Open Access Research article

Distance decay in delivery care utilisation associated with neonatal mortality. A case referent study in northern Vietnam

Mats Målqvist1*, Nazmul Sohel1, Tran T Do2, Leif Eriksson1 and Lars-Åke Persson1

Author Affiliations

1 International Maternal and Child Health (IMCH), Department of Women's and Children's Health, Uppsala University, Uppsala, Sweden

2 National Institute of Nutrition (NIN), Ministry of Health, Hanoi, Vietnam

For all author emails, please log on.

BMC Public Health 2010, 10:762  doi:10.1186/1471-2458-10-762

Published: 13 December 2010

Abstract

Background

Efforts to reduce neonatal mortality are essential if the Millennium Development Goal (MDG) 4 is to be met. The impact of spatial dimensions of neonatal survival has not been thoroughly investigated even though access to good quality delivery care is considered to be one of the main priorities when trying to reduce neonatal mortality. This study examined the association between distance from the mother's home to the closest health facility and neonatal mortality, and investigated the influence of distance on patterns of perinatal health care utilisation.

Methods

A surveillance system of live births and neonatal deaths was set up in eight districts of Quang Ninh province, Vietnam, from July 2008 to December 2009. Case referent design including all neonatal deaths and randomly selected newborn referents from the same population. Interviews were performed with mothers of all subjects and GIS coordinates for mothers' homes and all health facilities in the study area were obtained. Straight-line distances were calculated using ArcGIS software.

Results

A total of 197 neonatal deaths and 11 708 births were registered and 686 referents selected. Health care utilisation prior to and at delivery varied with distance to the health facility. Mothers living farthest away (4th and 5th quintile, ≥1257 meters) from a health facility had an increased risk of neonatal mortality (OR 1.96, 95% CI 1.40 - 2.75, adjusted for maternal age at delivery and marital status). When stratified for socio-economic factors there was an increased risk for neonatal mortality for mothers with low education and from poor households who lived farther away from a health facility. Mothers who delivered at home had more than twice as long to a health facility compared to mothers who delivered at a health care facility. There was no difference in age at death when comparing neonates born at home or health facility deliveries (p = 0.56).

Conclusion

Distance to the closest health facility was negatively associated with neonatal mortality risk. Health care utilisation in the prenatal period could partly explain this risk elevation since there was a distance decay in health system usage prior to and at delivery.

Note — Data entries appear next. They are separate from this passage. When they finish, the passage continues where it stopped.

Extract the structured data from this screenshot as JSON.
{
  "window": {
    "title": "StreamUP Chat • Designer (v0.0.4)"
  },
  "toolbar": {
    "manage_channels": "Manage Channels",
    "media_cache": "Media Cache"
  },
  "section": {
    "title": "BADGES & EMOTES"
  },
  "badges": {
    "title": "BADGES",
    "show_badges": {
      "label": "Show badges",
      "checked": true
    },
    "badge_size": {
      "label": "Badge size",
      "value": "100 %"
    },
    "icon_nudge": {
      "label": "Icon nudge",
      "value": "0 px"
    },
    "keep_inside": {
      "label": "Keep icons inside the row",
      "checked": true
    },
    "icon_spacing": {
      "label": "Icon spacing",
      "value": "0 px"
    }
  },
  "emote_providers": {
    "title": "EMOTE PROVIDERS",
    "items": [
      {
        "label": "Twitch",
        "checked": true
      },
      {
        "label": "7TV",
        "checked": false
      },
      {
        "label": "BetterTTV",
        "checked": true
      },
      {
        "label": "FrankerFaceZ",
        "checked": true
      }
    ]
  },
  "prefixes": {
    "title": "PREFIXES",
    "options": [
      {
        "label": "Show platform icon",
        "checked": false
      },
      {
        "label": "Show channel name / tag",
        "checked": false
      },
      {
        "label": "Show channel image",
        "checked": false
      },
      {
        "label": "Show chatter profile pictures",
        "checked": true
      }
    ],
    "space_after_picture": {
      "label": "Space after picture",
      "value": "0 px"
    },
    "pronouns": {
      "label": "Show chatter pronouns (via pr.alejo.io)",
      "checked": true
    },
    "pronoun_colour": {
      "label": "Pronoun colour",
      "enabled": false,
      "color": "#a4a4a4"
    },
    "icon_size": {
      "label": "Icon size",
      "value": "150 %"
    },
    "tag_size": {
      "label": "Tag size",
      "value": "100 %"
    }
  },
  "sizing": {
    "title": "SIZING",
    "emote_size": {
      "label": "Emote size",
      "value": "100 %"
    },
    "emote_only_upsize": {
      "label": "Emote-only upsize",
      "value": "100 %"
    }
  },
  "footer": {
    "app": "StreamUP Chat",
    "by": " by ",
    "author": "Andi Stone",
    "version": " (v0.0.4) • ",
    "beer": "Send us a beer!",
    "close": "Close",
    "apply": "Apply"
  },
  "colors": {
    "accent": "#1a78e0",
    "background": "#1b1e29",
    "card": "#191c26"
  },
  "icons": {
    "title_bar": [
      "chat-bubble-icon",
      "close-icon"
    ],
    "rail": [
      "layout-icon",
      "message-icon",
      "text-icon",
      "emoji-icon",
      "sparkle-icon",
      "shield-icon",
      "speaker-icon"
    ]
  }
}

The geographical dimension must be taken into consideration when planning interventions for improved neonatal survival, especially when targeting socio-economically disadvantaged groups.